Data records for software interfaces
<<<<
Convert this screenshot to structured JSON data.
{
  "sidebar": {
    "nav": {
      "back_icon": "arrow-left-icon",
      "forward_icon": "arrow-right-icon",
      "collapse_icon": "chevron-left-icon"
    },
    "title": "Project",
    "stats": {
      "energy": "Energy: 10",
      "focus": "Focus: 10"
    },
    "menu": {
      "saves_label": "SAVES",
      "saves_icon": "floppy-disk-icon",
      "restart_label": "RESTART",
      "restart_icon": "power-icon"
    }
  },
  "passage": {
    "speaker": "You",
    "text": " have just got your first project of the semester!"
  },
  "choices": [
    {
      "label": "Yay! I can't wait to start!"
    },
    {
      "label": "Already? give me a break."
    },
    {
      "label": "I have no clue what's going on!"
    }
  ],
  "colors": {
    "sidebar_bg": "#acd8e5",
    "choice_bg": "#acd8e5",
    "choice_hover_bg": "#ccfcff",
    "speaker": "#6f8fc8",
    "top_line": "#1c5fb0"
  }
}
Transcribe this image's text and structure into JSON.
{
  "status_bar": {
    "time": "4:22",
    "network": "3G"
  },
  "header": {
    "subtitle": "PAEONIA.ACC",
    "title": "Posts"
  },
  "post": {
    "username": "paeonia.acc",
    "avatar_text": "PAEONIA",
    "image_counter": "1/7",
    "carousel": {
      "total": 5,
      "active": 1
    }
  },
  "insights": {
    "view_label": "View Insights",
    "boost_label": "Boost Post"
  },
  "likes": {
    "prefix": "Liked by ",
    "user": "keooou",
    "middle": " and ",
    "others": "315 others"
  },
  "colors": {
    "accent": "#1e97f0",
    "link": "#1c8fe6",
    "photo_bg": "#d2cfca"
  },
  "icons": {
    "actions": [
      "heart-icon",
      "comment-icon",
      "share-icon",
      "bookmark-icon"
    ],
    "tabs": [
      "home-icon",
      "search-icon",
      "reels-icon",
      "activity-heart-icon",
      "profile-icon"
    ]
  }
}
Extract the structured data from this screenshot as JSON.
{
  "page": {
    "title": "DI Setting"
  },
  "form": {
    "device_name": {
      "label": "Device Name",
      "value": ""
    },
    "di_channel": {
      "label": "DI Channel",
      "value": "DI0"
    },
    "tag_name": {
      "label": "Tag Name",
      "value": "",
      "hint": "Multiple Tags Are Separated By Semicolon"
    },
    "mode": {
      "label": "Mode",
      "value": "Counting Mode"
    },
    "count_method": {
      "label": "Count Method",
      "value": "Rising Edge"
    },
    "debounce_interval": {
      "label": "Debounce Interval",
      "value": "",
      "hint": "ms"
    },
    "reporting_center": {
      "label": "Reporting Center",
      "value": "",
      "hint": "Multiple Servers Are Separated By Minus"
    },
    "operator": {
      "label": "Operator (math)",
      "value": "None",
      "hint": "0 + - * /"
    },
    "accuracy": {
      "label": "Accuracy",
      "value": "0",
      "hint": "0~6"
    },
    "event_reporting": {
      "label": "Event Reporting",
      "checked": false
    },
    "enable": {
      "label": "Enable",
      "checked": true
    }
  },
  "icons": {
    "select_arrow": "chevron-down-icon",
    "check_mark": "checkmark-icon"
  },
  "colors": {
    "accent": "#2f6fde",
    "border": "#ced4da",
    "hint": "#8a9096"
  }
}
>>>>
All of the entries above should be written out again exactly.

> **Written response**
Convert this screenshot to structured JSON data.
{
  "sidebar": {
    "nav": {
      "back_icon": "arrow-left-icon",
      "forward_icon": "arrow-right-icon",
      "collapse_icon": "chevron-left-icon"
    },
    "title": "Project",
    "stats": {
      "energy": "Energy: 10",
      "focus": "Focus: 10"
    },
    "menu": {
      "saves_label": "SAVES",
      "saves_icon": "floppy-disk-icon",
      "restart_label": "RESTART",
      "restart_icon": "power-icon"
    }
  },
  "passage": {
    "speaker": "You",
    "text": " have just got your first project of the semester!"
  },
  "choices": [
    {
      "label": "Yay! I can't wait to start!"
    },
    {
      "label": "Already? give me a break."
    },
    {
      "label": "I have no clue what's going on!"
    }
  ],
  "colors": {
    "sidebar_bg": "#acd8e5",
    "choice_bg": "#acd8e5",
    "choice_hover_bg": "#ccfcff",
    "speaker": "#6f8fc8",
    "top_line": "#1c5fb0"
  }
}
Transcribe this image's text and structure into JSON.
{
  "status_bar": {
    "time": "4:22",
    "network": "3G"
  },
  "header": {
    "subtitle": "PAEONIA.ACC",
    "title": "Posts"
  },
  "post": {
    "username": "paeonia.acc",
    "avatar_text": "PAEONIA",
    "image_counter": "1/7",
    "carousel": {
      "total": 5,
      "active": 1
    }
  },
  "insights": {
    "view_label": "View Insights",
    "boost_label": "Boost Post"
  },
  "likes": {
    "prefix": "Liked by ",
    "user": "keooou",
    "middle": " and ",
    "others": "315 others"
  },
  "colors": {
    "accent": "#1e97f0",
    "link": "#1c8fe6",
    "photo_bg": "#d2cfca"
  },
  "icons": {
    "actions": [
      "heart-icon",
      "comment-icon",
      "share-icon",
      "bookmark-icon"
    ],
    "tabs": [
      "home-icon",
      "search-icon",
      "reels-icon",
      "activity-heart-icon",
      "profile-icon"
    ]
  }
}
Extract the structured data from this screenshot as JSON.
{
  "page": {
    "title": "DI Setting"
  },
  "form": {
    "device_name": {
      "label": "Device Name",
      "value": ""
    },
    "di_channel": {
      "label": "DI Channel",
      "value": "DI0"
    },
    "tag_name": {
      "label": "Tag Name",
      "value": "",
      "hint": "Multiple Tags Are Separated By Semicolon"
    },
    "mode": {
      "label": "Mode",
      "value": "Counting Mode"
    },
    "count_method": {
      "label": "Count Method",
      "value": "Rising Edge"
    },
    "debounce_interval": {
      "label": "Debounce Interval",
      "value": "",
      "hint": "ms"
    },
    "reporting_center": {
      "label": "Reporting Center",
      "value": "",
      "hint": "Multiple Servers Are Separated By Minus"
    },
    "operator": {
      "label": "Operator (math)",
      "value": "None",
      "hint": "0 + - * /"
    },
    "accuracy": {
      "label": "Accuracy",
      "value": "0",
      "hint": "0~6"
    },
    "event_reporting": {
      "label": "Event Reporting",
      "checked": false
    },
    "enable": {
      "label": "Enable",
      "checked": true
    }
  },
  "icons": {
    "select_arrow": "chevron-down-icon",
    "check_mark": "checkmark-icon"
  },
  "colors": {
    "accent": "#2f6fde",
    "border": "#ced4da",
    "hint": "#8a9096"
  }
}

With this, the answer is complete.